This past Thursday, NBC fed us its newest drama—even though we’re still recovering from the bad taste the series “Do No Harm” left in our mouths.
“Hannibal” joins the ranks of shows that are based on popular films, with its roots in 1991’s five-time Academy Award winning “The Silence of the Lambs.” But that doesn’t mean this new adaptation is going to be nearly as acclaimed or even as popular as the film.
When the show begins, you may be struck by how awful Jodi Foster looks. Then you’ll say “Oh wait, that’s a dude.” Then you’ll come to the glum realization that this show has very little in common with the movie that kept you up when you were five, other than the FBI and, of course, the titular character whose dinner parties you’d want to avoid.
This new drama stars Will Graham (Hugh Dancy) as a criminal profiler who is sought out by the FBI to help solve a case, since he has a gift for getting into the dark minds of killers. However helpful this gift may be on the outside, it is destroying Graham on the inside. He is reserved, withdrawn, and focused at all times. As a protagonist, we aren’t rooting for him so much as trying to figure out what his deal is. It’s like we’re profiling him as he’s profiling the bad guys.
So Graham is brought on board by Agent Jack Crawford (Laurence Fishburne), who is just as intrigued by him as we are. Crawford is working on a case about young female college students from Minnesota who are being taken and presumably killed. When Graham runs into issues with the case, Crawford goes to a famous psychologist for help—the one and only Dr. Hannibal Lector (Mads Mikkelsen). The two of them work on the case and get into a few scuffles as we see Graham starting to lose it under the pressure and also several scenes of Lector just cooking and eating—although this doesn’t exactly make you hungry.
It isn’t that the show is bad; realistically, it might be the best new drama NBC has served up in a while.

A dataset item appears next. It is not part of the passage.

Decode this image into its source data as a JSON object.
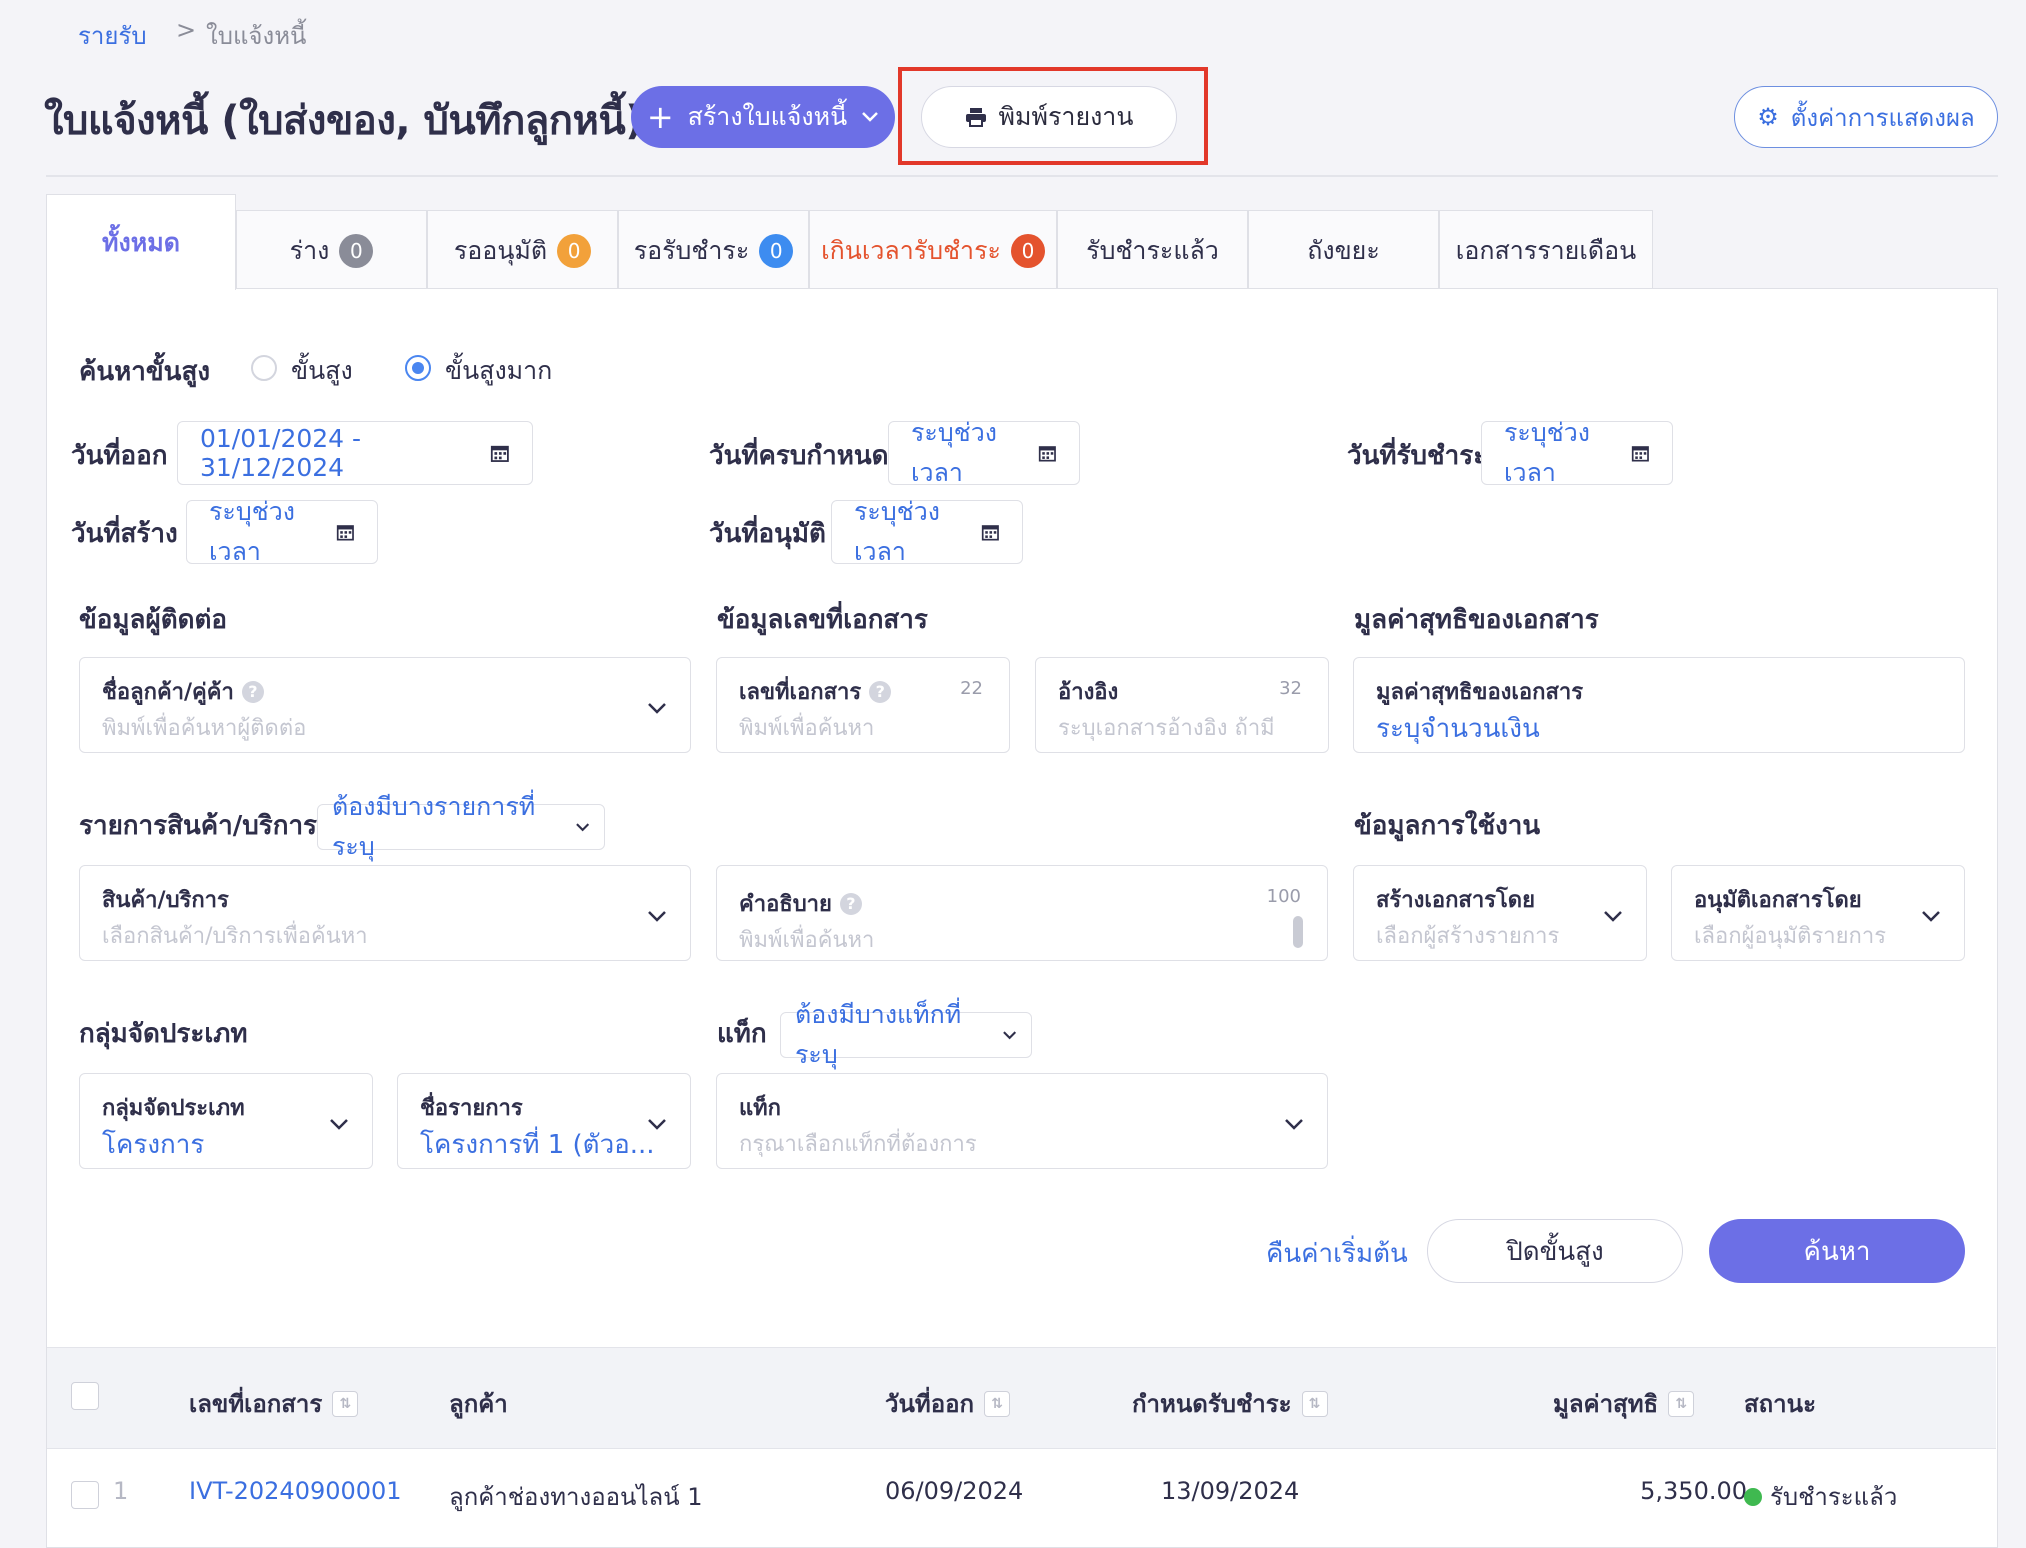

The roles are all extremely well cast, specifically with Mikkelson. He manages to create his own Lector in a way that is still familiar enough to Anthony Hopkins’ portrayal that we don’t feel he’s wrecking the iconic villain. It should also be noted that the dream-like—or perhaps nightmare-like—death sequences are shockingly scary and gory for broadcast television. So visually, it’s very impressive.

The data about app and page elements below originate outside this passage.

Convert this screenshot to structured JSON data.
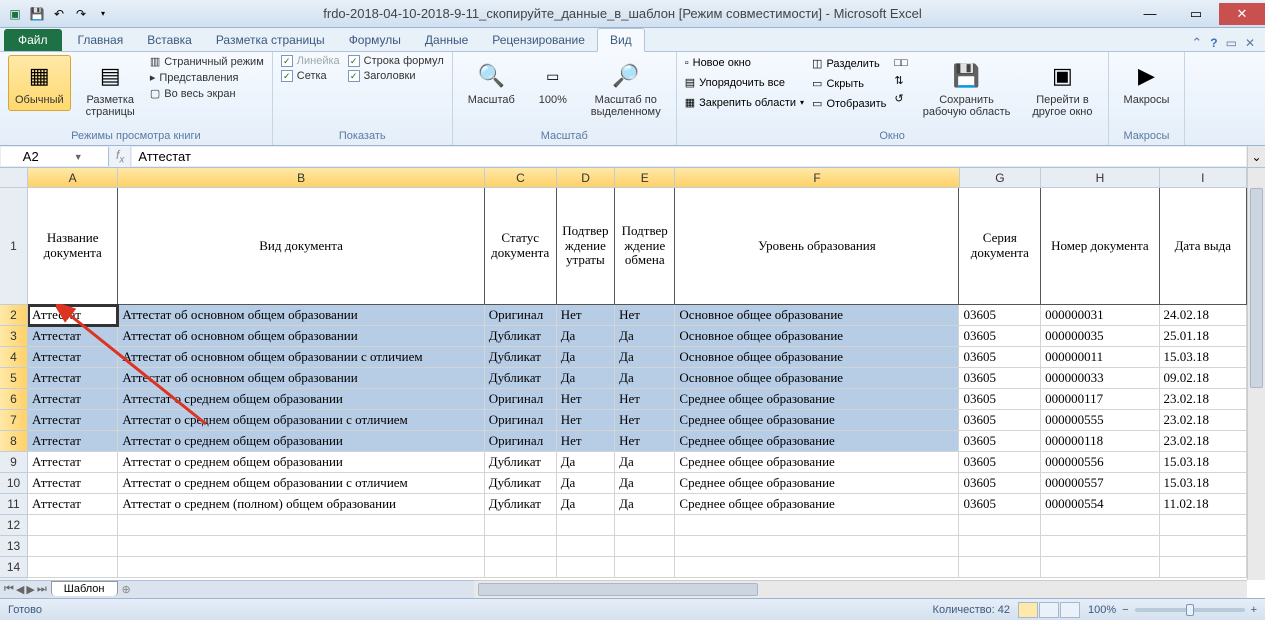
{
  "title": "frdo-2018-04-10-2018-9-11_скопируйте_данные_в_шаблон [Режим совместимости] - Microsoft Excel",
  "ribbon": {
    "file": "Файл",
    "tabs": [
      "Главная",
      "Вставка",
      "Разметка страницы",
      "Формулы",
      "Данные",
      "Рецензирование",
      "Вид"
    ],
    "active_tab": "Вид",
    "groups": {
      "views": {
        "label": "Режимы просмотра книги",
        "normal": "Обычный",
        "page_layout": "Разметка\nстраницы",
        "page_break": "Страничный режим",
        "custom": "Представления",
        "full": "Во весь экран"
      },
      "show": {
        "label": "Показать",
        "ruler": "Линейка",
        "gridlines": "Сетка",
        "formula_bar": "Строка формул",
        "headings": "Заголовки"
      },
      "zoom": {
        "label": "Масштаб",
        "zoom": "Масштаб",
        "p100": "100%",
        "to_sel": "Масштаб по\nвыделенному"
      },
      "window": {
        "label": "Окно",
        "new_win": "Новое окно",
        "arrange": "Упорядочить все",
        "freeze": "Закрепить области",
        "split": "Разделить",
        "hide": "Скрыть",
        "unhide": "Отобразить",
        "save_ws": "Сохранить\nрабочую область",
        "switch": "Перейти в\nдругое окно"
      },
      "macros": {
        "label": "Макросы",
        "macros": "Макросы"
      }
    }
  },
  "name_box": "A2",
  "formula": "Аттестат",
  "columns": [
    "A",
    "B",
    "C",
    "D",
    "E",
    "F",
    "G",
    "H",
    "I"
  ],
  "header_row_height": 117,
  "data_row_height": 21,
  "headers": [
    "Название документа",
    "Вид документа",
    "Статус документа",
    "Подтвер ждение утраты",
    "Подтвер ждение обмена",
    "Уровень образования",
    "Серия документа",
    "Номер документа",
    "Дата выда"
  ],
  "rows": [
    {
      "n": 2,
      "sel": true,
      "active": true,
      "c": [
        "Аттестат",
        "Аттестат об основном общем образовании",
        "Оригинал",
        "Нет",
        "Нет",
        "Основное общее образование",
        "03605",
        "000000031",
        "24.02.18"
      ]
    },
    {
      "n": 3,
      "sel": true,
      "c": [
        "Аттестат",
        "Аттестат об основном общем образовании",
        "Дубликат",
        "Да",
        "Да",
        "Основное общее образование",
        "03605",
        "000000035",
        "25.01.18"
      ]
    },
    {
      "n": 4,
      "sel": true,
      "c": [
        "Аттестат",
        "Аттестат об основном общем образовании с отличием",
        "Дубликат",
        "Да",
        "Да",
        "Основное общее образование",
        "03605",
        "000000011",
        "15.03.18"
      ]
    },
    {
      "n": 5,
      "sel": true,
      "c": [
        "Аттестат",
        "Аттестат об основном общем образовании",
        "Дубликат",
        "Да",
        "Да",
        "Основное общее образование",
        "03605",
        "000000033",
        "09.02.18"
      ]
    },
    {
      "n": 6,
      "sel": true,
      "c": [
        "Аттестат",
        "Аттестат о среднем общем образовании",
        "Оригинал",
        "Нет",
        "Нет",
        "Среднее общее образование",
        "03605",
        "000000117",
        "23.02.18"
      ]
    },
    {
      "n": 7,
      "sel": true,
      "c": [
        "Аттестат",
        "Аттестат о среднем общем образовании с отличием",
        "Оригинал",
        "Нет",
        "Нет",
        "Среднее общее образование",
        "03605",
        "000000555",
        "23.02.18"
      ]
    },
    {
      "n": 8,
      "sel": true,
      "c": [
        "Аттестат",
        "Аттестат о среднем общем образовании",
        "Оригинал",
        "Нет",
        "Нет",
        "Среднее общее образование",
        "03605",
        "000000118",
        "23.02.18"
      ]
    },
    {
      "n": 9,
      "c": [
        "Аттестат",
        "Аттестат о среднем общем образовании",
        "Дубликат",
        "Да",
        "Да",
        "Среднее общее образование",
        "03605",
        "000000556",
        "15.03.18"
      ]
    },
    {
      "n": 10,
      "c": [
        "Аттестат",
        "Аттестат о среднем общем образовании с отличием",
        "Дубликат",
        "Да",
        "Да",
        "Среднее общее образование",
        "03605",
        "000000557",
        "15.03.18"
      ]
    },
    {
      "n": 11,
      "c": [
        "Аттестат",
        "Аттестат о среднем (полном) общем образовании",
        "Дубликат",
        "Да",
        "Да",
        "Среднее общее образование",
        "03605",
        "000000554",
        "11.02.18"
      ]
    },
    {
      "n": 12,
      "c": [
        "",
        "",
        "",
        "",
        "",
        "",
        "",
        "",
        ""
      ]
    },
    {
      "n": 13,
      "c": [
        "",
        "",
        "",
        "",
        "",
        "",
        "",
        "",
        ""
      ]
    },
    {
      "n": 14,
      "c": [
        "",
        "",
        "",
        "",
        "",
        "",
        "",
        "",
        ""
      ]
    }
  ],
  "sheet_tab": "Шаблон",
  "status": {
    "ready": "Готово",
    "count_label": "Количество:",
    "count": "42",
    "zoom": "100%"
  }
}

The show’s real issue is that most of its characters are boring. They’re more like caricatures, which is unfortunately apparent, with all the police procedurals on TV. But the killers are very imaginative, so hopefully we’ll see more of them and less of our agents in the coming episodes. Maybe with less exposition and more bloody crime scenes the show will be more exciting. However, that will come with its own challenges—after all, how are a bunch of writers supposed to come up with a new insane murderer every week? At best, the show will become like “Criminal Minds,” which is basically the same show sans-cannibal and now sinking fast in its 8th season.
But I’m hoping Hannibal proves me wrong and turns into a genre, bending, physiological thriller that will bump up the ratings of the sick giant of the airwaves. Maybe we need rehashed versions of classics that do something a little different so that soon we can get back to really innovative programs that are unlike anything else we’ve seen.